Establish an annual cycle of content review and updating. This can include moments when you review the navigation to see where new content will fit in. Or times to review and archive old news and calendar posts. Maybe conduct an audit of employee profile pages to see which departments need a small kick in the pants to get their team members' profiles up-to-date. Whatever content reviews you plan, make sure they're useful and support the intranet's larger strategy.
12: Establish recurring meetings for key stakeholders
Figure out the ongoing decisions that need to be made and bring those questions to an intranet governing body. Make sure the group meets regularly, has strong agendas and has a real impact.
13: Transition project groups into permanent bodies
Intranet projects often include various cross-functional teams like "content migration" and "launch and communications" committees. If those groups dissolve at the time of launch you may be in trouble. So plan to make these teams useful on an ongoing basis.
14: Measure something important and report on progress
If you commit to thoughtful goals and measures for the intranet and you consistently report on them then people will know you mean business.

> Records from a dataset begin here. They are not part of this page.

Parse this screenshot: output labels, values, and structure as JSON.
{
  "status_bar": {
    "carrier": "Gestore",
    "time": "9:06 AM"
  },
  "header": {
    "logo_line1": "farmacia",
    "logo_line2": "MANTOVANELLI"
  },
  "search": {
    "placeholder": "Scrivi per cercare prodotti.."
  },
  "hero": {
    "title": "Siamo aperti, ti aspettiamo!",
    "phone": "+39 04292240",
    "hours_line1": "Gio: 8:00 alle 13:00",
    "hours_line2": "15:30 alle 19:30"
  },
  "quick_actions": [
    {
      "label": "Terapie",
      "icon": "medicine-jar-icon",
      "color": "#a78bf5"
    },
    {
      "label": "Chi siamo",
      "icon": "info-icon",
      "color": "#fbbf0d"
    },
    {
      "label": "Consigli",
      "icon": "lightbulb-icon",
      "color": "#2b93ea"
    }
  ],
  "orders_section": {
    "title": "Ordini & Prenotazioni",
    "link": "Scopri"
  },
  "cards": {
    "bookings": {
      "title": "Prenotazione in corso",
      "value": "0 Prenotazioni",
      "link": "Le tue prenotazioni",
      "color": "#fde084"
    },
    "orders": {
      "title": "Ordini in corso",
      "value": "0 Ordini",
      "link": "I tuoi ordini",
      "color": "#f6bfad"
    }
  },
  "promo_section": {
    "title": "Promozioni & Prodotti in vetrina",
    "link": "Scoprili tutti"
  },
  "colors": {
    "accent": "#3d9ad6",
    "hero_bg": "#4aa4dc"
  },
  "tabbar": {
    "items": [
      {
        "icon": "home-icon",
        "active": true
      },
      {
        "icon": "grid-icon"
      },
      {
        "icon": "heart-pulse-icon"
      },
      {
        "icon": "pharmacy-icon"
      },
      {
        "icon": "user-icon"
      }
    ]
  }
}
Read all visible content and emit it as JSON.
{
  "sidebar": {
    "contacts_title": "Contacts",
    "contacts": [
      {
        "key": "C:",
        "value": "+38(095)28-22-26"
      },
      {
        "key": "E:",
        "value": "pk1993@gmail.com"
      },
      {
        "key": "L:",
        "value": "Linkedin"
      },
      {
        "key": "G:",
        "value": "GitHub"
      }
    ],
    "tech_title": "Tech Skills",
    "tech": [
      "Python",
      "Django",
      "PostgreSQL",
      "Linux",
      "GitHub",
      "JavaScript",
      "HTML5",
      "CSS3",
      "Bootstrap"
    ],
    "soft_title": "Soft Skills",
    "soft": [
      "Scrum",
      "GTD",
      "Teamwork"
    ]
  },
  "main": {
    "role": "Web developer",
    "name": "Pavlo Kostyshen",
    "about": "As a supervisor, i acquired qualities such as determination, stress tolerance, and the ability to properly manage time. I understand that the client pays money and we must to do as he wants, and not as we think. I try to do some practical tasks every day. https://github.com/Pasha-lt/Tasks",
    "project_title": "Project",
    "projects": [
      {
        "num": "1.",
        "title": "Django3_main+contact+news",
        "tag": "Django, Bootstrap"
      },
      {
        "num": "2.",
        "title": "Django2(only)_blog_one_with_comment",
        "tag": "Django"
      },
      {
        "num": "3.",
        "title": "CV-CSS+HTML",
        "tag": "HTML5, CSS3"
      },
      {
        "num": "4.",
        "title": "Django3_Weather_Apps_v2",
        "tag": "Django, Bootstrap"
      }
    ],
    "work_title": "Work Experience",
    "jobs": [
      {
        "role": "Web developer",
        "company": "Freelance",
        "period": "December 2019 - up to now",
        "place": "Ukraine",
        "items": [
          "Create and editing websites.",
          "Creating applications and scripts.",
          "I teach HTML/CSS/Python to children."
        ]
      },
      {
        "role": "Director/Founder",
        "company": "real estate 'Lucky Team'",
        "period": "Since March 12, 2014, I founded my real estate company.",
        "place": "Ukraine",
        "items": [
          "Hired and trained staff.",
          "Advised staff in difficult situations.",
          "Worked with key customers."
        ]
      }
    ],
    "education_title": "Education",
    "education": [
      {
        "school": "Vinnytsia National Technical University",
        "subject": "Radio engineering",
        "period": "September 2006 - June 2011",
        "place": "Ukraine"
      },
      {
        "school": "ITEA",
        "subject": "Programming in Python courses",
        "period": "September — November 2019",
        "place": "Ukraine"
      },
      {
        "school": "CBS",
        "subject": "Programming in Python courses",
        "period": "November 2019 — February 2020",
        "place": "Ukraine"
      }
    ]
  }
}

To get useful metrics you often have to go beyond what an analytics package offers and combine automatic analytics with feedback surveys and anecdotal evidence.
For example, rather than using the number of comments per month as metric, try the average number of comments per active user. You'll need two different pieces of data to produce that metric, but it's a much richer sign of user engagement than just the number of comments.
See our analytics expert Bryan Robertson's post on The New Laws of Intranet ROI for a heady and mathematical look at ROI. Or see our recorded webinar on 5 Approaches to Intranet ROI for a more down-to-earth overview.
The main point: avoid an end point
Andrew Wright (@roojwright), an international man of intranet mastery, recently wrote an excellent article for CMS Wire about The Organic Intranet. Wright's main conclusion was that a good intranet has no project end point, but evolves continually.
I've written all the tips here in the context of shifting from an intranet project to a program. But each tip carries its own merits no matter the larger context. Implementing these tips won't just help you get budget for an ongoing intranet program, it'll help you deliver a useful, successful intranet. That's the real point of this article. And the journey to a good intranet has no end point.
Have questions? Get in touch! We're always happy to hear from you.
June 25, 2013